Michael: Yeah, he’s definitely very much in the arts scene. I can say that. Big time, he’s into making stuff.

DC: Well, I wish him all the best and I hope you can keep this going for years. How do you think your film will change Wrinkles’ urban legend, or do you think it will?

Michael: That’s a very good question and something Wrinkles is worried about. It definitely could take away some of the power. At the same time, the number is still there. I do think he is going to continue to make videos. It might just shift into this thing now where he becomes this famous clown because there is a movie made about him and, regardless of who’s behind the mask and because he’s anonymous, I think there’s some power there. We really don’t know who this person is. It might change that dynamic but I think it might still be fun and kind of creepy.

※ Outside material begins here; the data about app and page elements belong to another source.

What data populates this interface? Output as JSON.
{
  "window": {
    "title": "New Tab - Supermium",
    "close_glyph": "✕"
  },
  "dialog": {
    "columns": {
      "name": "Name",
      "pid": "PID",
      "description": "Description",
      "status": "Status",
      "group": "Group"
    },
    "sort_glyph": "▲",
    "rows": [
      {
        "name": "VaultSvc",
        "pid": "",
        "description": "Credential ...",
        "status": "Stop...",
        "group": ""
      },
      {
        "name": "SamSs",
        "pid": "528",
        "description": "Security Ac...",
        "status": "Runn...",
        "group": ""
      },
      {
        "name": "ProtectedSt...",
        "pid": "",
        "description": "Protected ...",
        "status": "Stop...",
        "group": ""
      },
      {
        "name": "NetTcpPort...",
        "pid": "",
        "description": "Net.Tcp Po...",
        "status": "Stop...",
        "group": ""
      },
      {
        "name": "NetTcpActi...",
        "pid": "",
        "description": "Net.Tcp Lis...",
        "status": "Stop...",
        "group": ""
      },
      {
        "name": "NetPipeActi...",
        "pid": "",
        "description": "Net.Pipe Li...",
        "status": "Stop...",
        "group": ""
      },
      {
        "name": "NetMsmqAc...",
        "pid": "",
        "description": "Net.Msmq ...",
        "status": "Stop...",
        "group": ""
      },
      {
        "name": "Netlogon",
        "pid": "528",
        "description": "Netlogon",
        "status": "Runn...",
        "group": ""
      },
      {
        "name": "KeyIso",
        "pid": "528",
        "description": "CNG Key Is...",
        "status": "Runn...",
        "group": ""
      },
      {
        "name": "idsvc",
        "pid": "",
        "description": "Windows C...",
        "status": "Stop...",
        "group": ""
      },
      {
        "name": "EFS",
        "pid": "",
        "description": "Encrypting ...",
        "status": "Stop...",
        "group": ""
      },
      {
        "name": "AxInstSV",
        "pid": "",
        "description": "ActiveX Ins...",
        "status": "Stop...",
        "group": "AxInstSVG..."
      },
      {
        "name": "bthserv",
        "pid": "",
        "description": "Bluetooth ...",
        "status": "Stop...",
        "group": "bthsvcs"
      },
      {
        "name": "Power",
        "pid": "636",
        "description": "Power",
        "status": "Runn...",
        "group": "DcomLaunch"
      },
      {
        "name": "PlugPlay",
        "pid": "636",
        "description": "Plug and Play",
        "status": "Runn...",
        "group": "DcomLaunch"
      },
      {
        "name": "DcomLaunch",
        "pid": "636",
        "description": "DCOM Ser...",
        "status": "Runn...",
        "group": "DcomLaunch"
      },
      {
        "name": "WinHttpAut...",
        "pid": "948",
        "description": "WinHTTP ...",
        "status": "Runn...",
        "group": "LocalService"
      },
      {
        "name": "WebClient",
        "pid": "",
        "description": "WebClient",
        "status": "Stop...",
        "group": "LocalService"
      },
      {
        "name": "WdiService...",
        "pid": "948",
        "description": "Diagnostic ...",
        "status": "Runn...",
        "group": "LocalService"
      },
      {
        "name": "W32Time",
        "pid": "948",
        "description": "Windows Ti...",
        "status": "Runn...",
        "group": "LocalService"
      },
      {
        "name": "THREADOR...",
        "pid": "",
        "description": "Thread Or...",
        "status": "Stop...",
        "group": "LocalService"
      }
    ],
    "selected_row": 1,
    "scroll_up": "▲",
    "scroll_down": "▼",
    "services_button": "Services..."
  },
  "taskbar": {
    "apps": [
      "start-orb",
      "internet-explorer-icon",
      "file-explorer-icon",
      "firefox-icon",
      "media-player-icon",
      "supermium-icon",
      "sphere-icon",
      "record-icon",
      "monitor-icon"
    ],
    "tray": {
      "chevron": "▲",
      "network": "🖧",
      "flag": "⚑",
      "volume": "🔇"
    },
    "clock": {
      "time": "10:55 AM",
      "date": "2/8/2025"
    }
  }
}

DC: I’m going to give you a gift here, a way to turn this into a franchise; I don’t want any writing credit or anything. You have to make a meta-movie where the “real” Wrinkles is so pissed off he kills you, the actor pretending to be Wrinkles, and the entire film crew!

MBN: Yeah, I like that.